■ **Assigned task**
Give back every entry, exactly as written.

[Dataset rows describing interfaces]
-*-*-
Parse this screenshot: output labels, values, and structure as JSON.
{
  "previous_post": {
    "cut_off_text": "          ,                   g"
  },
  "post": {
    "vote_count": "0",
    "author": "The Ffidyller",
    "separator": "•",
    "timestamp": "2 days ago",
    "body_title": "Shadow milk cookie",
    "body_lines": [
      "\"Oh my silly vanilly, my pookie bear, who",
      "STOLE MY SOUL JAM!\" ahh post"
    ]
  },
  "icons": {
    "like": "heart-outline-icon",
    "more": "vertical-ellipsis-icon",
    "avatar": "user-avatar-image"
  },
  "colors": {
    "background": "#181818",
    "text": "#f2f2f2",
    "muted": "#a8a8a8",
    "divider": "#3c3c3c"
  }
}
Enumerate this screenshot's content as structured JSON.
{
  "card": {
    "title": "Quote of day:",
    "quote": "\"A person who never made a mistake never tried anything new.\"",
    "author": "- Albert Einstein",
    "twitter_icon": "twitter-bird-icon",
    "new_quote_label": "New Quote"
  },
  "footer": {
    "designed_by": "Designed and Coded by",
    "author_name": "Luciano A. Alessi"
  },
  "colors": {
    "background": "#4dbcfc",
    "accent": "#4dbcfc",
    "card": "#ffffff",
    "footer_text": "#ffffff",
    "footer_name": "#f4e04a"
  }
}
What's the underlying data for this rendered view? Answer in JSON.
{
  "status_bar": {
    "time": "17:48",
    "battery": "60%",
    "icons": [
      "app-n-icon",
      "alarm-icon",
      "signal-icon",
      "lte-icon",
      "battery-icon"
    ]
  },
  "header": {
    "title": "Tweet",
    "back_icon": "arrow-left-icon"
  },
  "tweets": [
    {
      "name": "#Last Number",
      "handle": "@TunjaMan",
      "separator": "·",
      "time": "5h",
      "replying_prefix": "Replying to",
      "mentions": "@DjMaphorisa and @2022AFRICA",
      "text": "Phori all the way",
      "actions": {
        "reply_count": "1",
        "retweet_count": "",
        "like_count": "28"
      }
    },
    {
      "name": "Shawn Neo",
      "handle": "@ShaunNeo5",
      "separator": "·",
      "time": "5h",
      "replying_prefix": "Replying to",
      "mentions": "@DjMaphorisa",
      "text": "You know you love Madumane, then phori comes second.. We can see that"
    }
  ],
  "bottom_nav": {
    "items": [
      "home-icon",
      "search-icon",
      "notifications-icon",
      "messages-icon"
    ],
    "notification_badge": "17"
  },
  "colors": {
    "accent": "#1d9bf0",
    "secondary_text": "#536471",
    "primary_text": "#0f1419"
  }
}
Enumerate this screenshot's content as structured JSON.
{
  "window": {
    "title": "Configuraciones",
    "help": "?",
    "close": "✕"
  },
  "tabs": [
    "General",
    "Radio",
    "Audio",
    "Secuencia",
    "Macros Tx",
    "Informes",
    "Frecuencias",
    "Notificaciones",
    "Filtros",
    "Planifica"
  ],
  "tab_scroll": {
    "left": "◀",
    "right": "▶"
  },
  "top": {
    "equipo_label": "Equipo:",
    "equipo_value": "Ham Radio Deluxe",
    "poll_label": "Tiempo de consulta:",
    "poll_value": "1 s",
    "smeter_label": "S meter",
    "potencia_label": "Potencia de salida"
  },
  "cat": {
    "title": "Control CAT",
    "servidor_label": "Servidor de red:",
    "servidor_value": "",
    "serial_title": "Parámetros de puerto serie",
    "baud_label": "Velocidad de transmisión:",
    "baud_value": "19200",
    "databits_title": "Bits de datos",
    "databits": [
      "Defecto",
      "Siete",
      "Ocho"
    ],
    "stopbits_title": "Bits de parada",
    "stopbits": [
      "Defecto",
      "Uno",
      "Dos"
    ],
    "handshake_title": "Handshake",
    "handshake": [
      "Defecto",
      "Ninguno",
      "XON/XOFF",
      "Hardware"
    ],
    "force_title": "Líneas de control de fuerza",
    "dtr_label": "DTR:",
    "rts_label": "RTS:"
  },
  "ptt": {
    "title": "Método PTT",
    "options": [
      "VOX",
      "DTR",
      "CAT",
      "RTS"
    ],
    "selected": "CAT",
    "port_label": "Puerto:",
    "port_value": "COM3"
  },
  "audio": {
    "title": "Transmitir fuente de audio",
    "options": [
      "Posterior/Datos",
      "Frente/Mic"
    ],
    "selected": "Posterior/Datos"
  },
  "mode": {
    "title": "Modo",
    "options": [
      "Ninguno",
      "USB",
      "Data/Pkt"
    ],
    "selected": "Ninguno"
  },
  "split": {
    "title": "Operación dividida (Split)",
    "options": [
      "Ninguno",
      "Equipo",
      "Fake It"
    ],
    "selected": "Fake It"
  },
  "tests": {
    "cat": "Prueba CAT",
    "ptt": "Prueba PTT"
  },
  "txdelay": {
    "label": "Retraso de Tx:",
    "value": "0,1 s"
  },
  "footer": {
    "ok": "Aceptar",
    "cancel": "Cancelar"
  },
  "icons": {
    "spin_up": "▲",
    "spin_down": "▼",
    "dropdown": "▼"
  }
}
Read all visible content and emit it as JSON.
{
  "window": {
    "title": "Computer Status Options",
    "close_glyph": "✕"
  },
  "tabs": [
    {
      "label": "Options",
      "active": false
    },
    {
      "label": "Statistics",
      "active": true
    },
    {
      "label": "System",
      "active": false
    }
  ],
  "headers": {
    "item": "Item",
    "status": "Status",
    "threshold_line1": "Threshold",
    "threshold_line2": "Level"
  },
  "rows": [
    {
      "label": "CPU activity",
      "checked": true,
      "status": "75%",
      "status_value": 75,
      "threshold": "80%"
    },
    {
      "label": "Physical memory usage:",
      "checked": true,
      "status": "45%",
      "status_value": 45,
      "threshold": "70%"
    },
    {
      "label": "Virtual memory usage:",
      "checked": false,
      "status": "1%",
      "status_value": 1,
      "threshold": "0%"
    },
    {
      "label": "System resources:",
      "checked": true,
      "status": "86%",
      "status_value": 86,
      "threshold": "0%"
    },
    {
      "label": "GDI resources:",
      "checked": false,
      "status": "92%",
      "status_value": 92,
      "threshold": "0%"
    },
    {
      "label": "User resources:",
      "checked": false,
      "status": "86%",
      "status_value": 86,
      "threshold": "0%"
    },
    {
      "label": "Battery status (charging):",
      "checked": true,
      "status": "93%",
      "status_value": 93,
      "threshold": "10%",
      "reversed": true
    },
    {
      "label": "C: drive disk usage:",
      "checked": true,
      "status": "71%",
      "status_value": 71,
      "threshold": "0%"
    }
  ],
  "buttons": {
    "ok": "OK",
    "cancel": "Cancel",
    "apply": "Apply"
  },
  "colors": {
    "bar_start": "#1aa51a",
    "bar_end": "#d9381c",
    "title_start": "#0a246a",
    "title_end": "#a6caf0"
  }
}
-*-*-
■ **Response to the exercise**
Parse this screenshot: output labels, values, and structure as JSON.
{
  "previous_post": {
    "cut_off_text": "          ,                   g"
  },
  "post": {
    "vote_count": "0",
    "author": "The Ffidyller",
    "separator": "•",
    "timestamp": "2 days ago",
    "body_title": "Shadow milk cookie",
    "body_lines": [
      "\"Oh my silly vanilly, my pookie bear, who",
      "STOLE MY SOUL JAM!\" ahh post"
    ]
  },
  "icons": {
    "like": "heart-outline-icon",
    "more": "vertical-ellipsis-icon",
    "avatar": "user-avatar-image"
  },
  "colors": {
    "background": "#181818",
    "text": "#f2f2f2",
    "muted": "#a8a8a8",
    "divider": "#3c3c3c"
  }
}
Enumerate this screenshot's content as structured JSON.
{
  "card": {
    "title": "Quote of day:",
    "quote": "\"A person who never made a mistake never tried anything new.\"",
    "author": "- Albert Einstein",
    "twitter_icon": "twitter-bird-icon",
    "new_quote_label": "New Quote"
  },
  "footer": {
    "designed_by": "Designed and Coded by",
    "author_name": "Luciano A. Alessi"
  },
  "colors": {
    "background": "#4dbcfc",
    "accent": "#4dbcfc",
    "card": "#ffffff",
    "footer_text": "#ffffff",
    "footer_name": "#f4e04a"
  }
}
What's the underlying data for this rendered view? Answer in JSON.
{
  "status_bar": {
    "time": "17:48",
    "battery": "60%",
    "icons": [
      "app-n-icon",
      "alarm-icon",
      "signal-icon",
      "lte-icon",
      "battery-icon"
    ]
  },
  "header": {
    "title": "Tweet",
    "back_icon": "arrow-left-icon"
  },
  "tweets": [
    {
      "name": "#Last Number",
      "handle": "@TunjaMan",
      "separator": "·",
      "time": "5h",
      "replying_prefix": "Replying to",
      "mentions": "@DjMaphorisa and @2022AFRICA",
      "text": "Phori all the way",
      "actions": {
        "reply_count": "1",
        "retweet_count": "",
        "like_count": "28"
      }
    },
    {
      "name": "Shawn Neo",
      "handle": "@ShaunNeo5",
      "separator": "·",
      "time": "5h",
      "replying_prefix": "Replying to",
      "mentions": "@DjMaphorisa",
      "text": "You know you love Madumane, then phori comes second.. We can see that"
    }
  ],
  "bottom_nav": {
    "items": [
      "home-icon",
      "search-icon",
      "notifications-icon",
      "messages-icon"
    ],
    "notification_badge": "17"
  },
  "colors": {
    "accent": "#1d9bf0",
    "secondary_text": "#536471",
    "primary_text": "#0f1419"
  }
}
Enumerate this screenshot's content as structured JSON.
{
  "window": {
    "title": "Configuraciones",
    "help": "?",
    "close": "✕"
  },
  "tabs": [
    "General",
    "Radio",
    "Audio",
    "Secuencia",
    "Macros Tx",
    "Informes",
    "Frecuencias",
    "Notificaciones",
    "Filtros",
    "Planifica"
  ],
  "tab_scroll": {
    "left": "◀",
    "right": "▶"
  },
  "top": {
    "equipo_label": "Equipo:",
    "equipo_value": "Ham Radio Deluxe",
    "poll_label": "Tiempo de consulta:",
    "poll_value": "1 s",
    "smeter_label": "S meter",
    "potencia_label": "Potencia de salida"
  },
  "cat": {
    "title": "Control CAT",
    "servidor_label": "Servidor de red:",
    "servidor_value": "",
    "serial_title": "Parámetros de puerto serie",
    "baud_label": "Velocidad de transmisión:",
    "baud_value": "19200",
    "databits_title": "Bits de datos",
    "databits": [
      "Defecto",
      "Siete",
      "Ocho"
    ],
    "stopbits_title": "Bits de parada",
    "stopbits": [
      "Defecto",
      "Uno",
      "Dos"
    ],
    "handshake_title": "Handshake",
    "handshake": [
      "Defecto",
      "Ninguno",
      "XON/XOFF",
      "Hardware"
    ],
    "force_title": "Líneas de control de fuerza",
    "dtr_label": "DTR:",
    "rts_label": "RTS:"
  },
  "ptt": {
    "title": "Método PTT",
    "options": [
      "VOX",
      "DTR",
      "CAT",
      "RTS"
    ],
    "selected": "CAT",
    "port_label": "Puerto:",
    "port_value": "COM3"
  },
  "audio": {
    "title": "Transmitir fuente de audio",
    "options": [
      "Posterior/Datos",
      "Frente/Mic"
    ],
    "selected": "Posterior/Datos"
  },
  "mode": {
    "title": "Modo",
    "options": [
      "Ninguno",
      "USB",
      "Data/Pkt"
    ],
    "selected": "Ninguno"
  },
  "split": {
    "title": "Operación dividida (Split)",
    "options": [
      "Ninguno",
      "Equipo",
      "Fake It"
    ],
    "selected": "Fake It"
  },
  "tests": {
    "cat": "Prueba CAT",
    "ptt": "Prueba PTT"
  },
  "txdelay": {
    "label": "Retraso de Tx:",
    "value": "0,1 s"
  },
  "footer": {
    "ok": "Aceptar",
    "cancel": "Cancelar"
  },
  "icons": {
    "spin_up": "▲",
    "spin_down": "▼",
    "dropdown": "▼"
  }
}
Read all visible content and emit it as JSON.
{
  "window": {
    "title": "Computer Status Options",
    "close_glyph": "✕"
  },
  "tabs": [
    {
      "label": "Options",
      "active": false
    },
    {
      "label": "Statistics",
      "active": true
    },
    {
      "label": "System",
      "active": false
    }
  ],
  "headers": {
    "item": "Item",
    "status": "Status",
    "threshold_line1": "Threshold",
    "threshold_line2": "Level"
  },
  "rows": [
    {
      "label": "CPU activity",
      "checked": true,
      "status": "75%",
      "status_value": 75,
      "threshold": "80%"
    },
    {
      "label": "Physical memory usage:",
      "checked": true,
      "status": "45%",
      "status_value": 45,
      "threshold": "70%"
    },
    {
      "label": "Virtual memory usage:",
      "checked": false,
      "status": "1%",
      "status_value": 1,
      "threshold": "0%"
    },
    {
      "label": "System resources:",
      "checked": true,
      "status": "86%",
      "status_value": 86,
      "threshold": "0%"
    },
    {
      "label": "GDI resources:",
      "checked": false,
      "status": "92%",
      "status_value": 92,
      "threshold": "0%"
    },
    {
      "label": "User resources:",
      "checked": false,
      "status": "86%",
      "status_value": 86,
      "threshold": "0%"
    },
    {
      "label": "Battery status (charging):",
      "checked": true,
      "status": "93%",
      "status_value": 93,
      "threshold": "10%",
      "reversed": true
    },
    {
      "label": "C: drive disk usage:",
      "checked": true,
      "status": "71%",
      "status_value": 71,
      "threshold": "0%"
    }
  ],
  "buttons": {
    "ok": "OK",
    "cancel": "Cancel",
    "apply": "Apply"
  },
  "colors": {
    "bar_start": "#1aa51a",
    "bar_end": "#d9381c",
    "title_start": "#0a246a",
    "title_end": "#a6caf0"
  }
}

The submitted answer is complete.